"The Germans helped Franco in the civil war in Spain so they called in the chips and said 'you owe us this one'. He was 'allowed to escape' over the border into France. It was really Helmut and Jupp who did it," Budge explained.

After the plan to send Frank Ryan and Séan Russell back to Ireland on a U-boat in August 1940 failed (Russell died aboard and Ryan opted to return to Germany), the Clissmanns kept in close contact with Ryan, as did the writer Francis Stuart.

Budge Clissmann spent most of the war in Copenhagen, where three of her children were born.
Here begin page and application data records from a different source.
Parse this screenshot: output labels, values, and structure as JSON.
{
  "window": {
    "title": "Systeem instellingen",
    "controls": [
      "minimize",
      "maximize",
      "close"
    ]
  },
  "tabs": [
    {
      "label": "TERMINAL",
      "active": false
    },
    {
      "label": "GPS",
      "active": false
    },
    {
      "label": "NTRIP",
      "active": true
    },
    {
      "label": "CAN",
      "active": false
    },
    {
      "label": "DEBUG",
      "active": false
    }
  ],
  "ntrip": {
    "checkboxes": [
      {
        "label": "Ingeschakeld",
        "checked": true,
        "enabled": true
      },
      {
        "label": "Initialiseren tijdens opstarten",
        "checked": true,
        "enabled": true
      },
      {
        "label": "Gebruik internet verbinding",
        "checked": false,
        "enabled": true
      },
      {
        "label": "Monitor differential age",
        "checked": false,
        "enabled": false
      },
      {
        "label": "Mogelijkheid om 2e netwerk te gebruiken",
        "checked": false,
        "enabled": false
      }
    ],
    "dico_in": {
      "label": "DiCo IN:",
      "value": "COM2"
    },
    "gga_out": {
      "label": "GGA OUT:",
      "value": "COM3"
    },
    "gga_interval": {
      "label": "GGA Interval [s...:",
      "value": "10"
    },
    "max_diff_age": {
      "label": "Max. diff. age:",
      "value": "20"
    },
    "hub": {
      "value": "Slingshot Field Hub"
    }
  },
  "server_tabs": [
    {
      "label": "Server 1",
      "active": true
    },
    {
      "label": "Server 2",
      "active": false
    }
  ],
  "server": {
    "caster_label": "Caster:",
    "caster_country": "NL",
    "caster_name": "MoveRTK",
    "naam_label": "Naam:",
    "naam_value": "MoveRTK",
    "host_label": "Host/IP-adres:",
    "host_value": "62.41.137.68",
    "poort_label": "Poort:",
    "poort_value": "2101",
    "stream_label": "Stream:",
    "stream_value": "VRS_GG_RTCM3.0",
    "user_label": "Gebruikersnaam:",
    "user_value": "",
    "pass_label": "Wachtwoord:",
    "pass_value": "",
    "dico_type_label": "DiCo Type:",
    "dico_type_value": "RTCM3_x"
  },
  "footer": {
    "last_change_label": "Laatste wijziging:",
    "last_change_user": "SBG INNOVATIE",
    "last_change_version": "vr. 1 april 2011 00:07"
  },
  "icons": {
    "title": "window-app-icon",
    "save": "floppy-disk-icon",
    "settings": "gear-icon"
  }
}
Her husband had worked for the German academic exchange service there.

In March, 1944, Mrs. Clissmann travelled to Luxembourg to visit the studios of German Radio, which had been moved from Berlin to avoid bombing. Unknown to her family, she obliged Dr. Hans Hartmann, head of the Irish radio service, by participating in a special St. Patrick's Day programme.

Francis Stuart was also working at the radio station and Frank Ryan had considered going there too, but ill-health prevented him. He died in a Dresden sanatorium in June, 1944. Budge was one of the few to attend his funeral.

In January, 1945, she undertook a perilous journey from Copenhagen to Dresden carrying a carved oak cross to place on Ryan's grave.

She remembered leaving the cross with the graveyard attendant, who couldn't put it up straight away because the ground was frozen to a depth of a metre. He put up the cross as promised as soon as there was a thaw.

Some 30 years later, Budge worked with Fianna Fáil TD Niall Andrews, assisted by Mick O'riordan, the head of the Communist Party of Ireland, to get Ryan's remains repatriated.

The immediate post-war period saw Helmut interned for three years by the British authorities in Germany. On his release in 1948, Budge went straight to Séan Mcbride, the new Minister for External Affairs, requesting a visa for Helmut to return to Ireland, which he did via a long trek over the Alps and a flight from Rome to Shannon.

Helmut anhd Budge managed to re-establish their lives in Ireland and were instrumental in founding St. Kilian's German School in Clonskeagh and the Irish section of Amnesty International. The family business was built on representing various German firms in Ireland, including the giant Schering pharmaceutical company.

Budge is survived by her children Dieter, Helmut, Maeve, Frank, Alma, Inge and Conn.